It’s somebody else’s wedding (thank god). You breathe a sigh of relief and seat yourself in an inconspicuous corner, hoping to spend the three days of wedding celebrations in oblivion. But deep in your heart you know it’s next to impossible, since you are in your mid twenties and- horror of horrors- SINGLE. Somewhere your mother is conspiring with your aunt to find you a “nice boy”.
Unfortunately for you and other South Asian single women and men, weddings are seen to be ripe opportunistic sites to hook up one’s single sons and daughters. How typically Bollywood.
Imagine this: Boy and girl fall in love over the span of three days where he courts her through sangeet (he sings to her, of course), wedding (eyes meet over the sacred fire and play teasing games) and reception (where they end up dancing together and- in an ideal world- exchanging facebook contacts).

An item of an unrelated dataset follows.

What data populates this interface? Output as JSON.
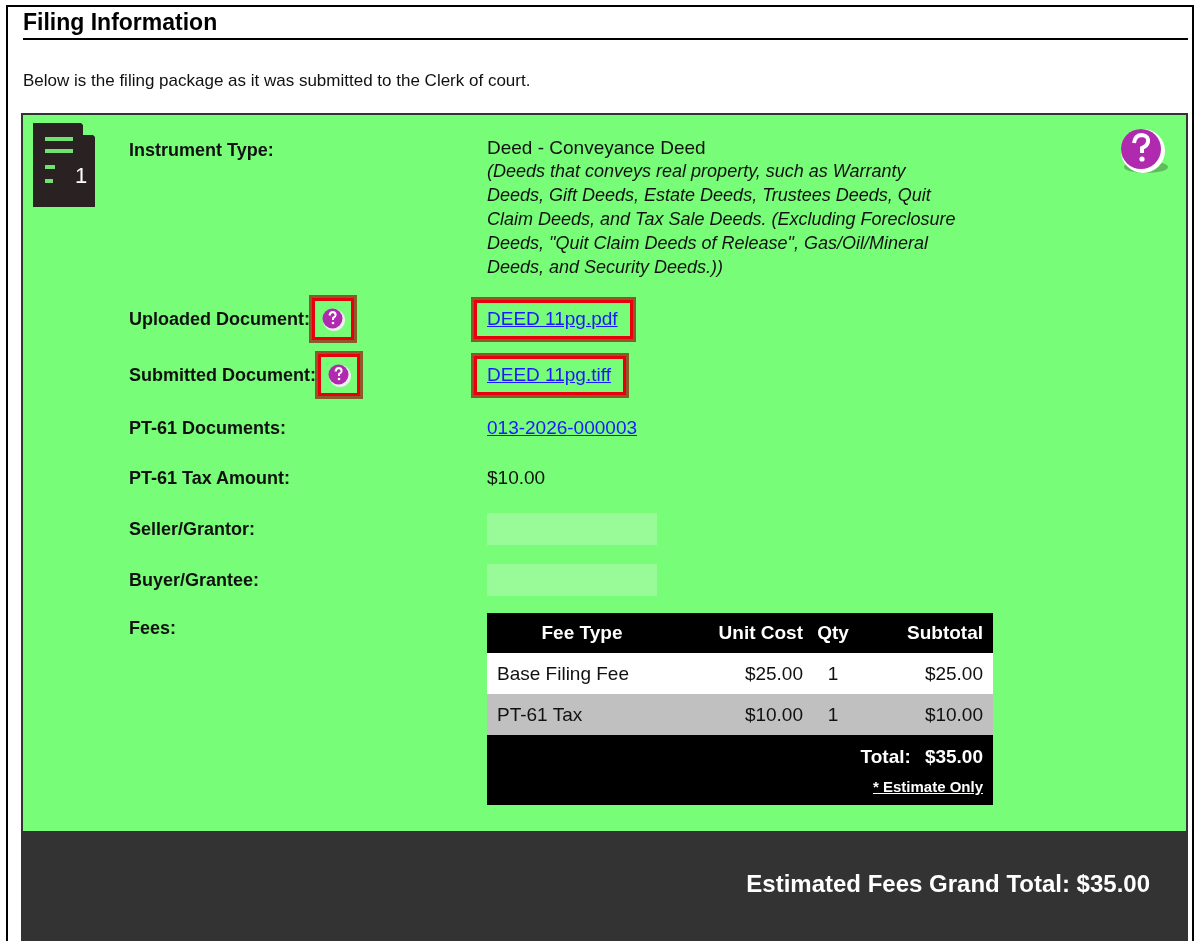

In the real world, aunties and uncles hope to latch onto the next eligible (and hopefully, available) bachelor for their daughter/niece/friend’s daughter/friend’s sister’s cousin’s daughter in India (the combinations are countless).
As it happened to my friend’s cousin, who had come over from New Jersey with his family to attend the wedding.
The aunties and uncles: “Are you single?” (I swear they said this in a chorus)
The single cousin: “Yes, I am happily single and intend to remain this way for as long as possible.”
The aunties and uncles: “But why? You should not think like that!”
Embarrassed nervous laughter from single cousin.
Personally, I am happy enjoying the eye-candy. So when the bride’s mother asked me if I was going to be next, I smiled carefully and said, “We’ll see, won’t we?”
Photograph: Copyright Sanchari Sur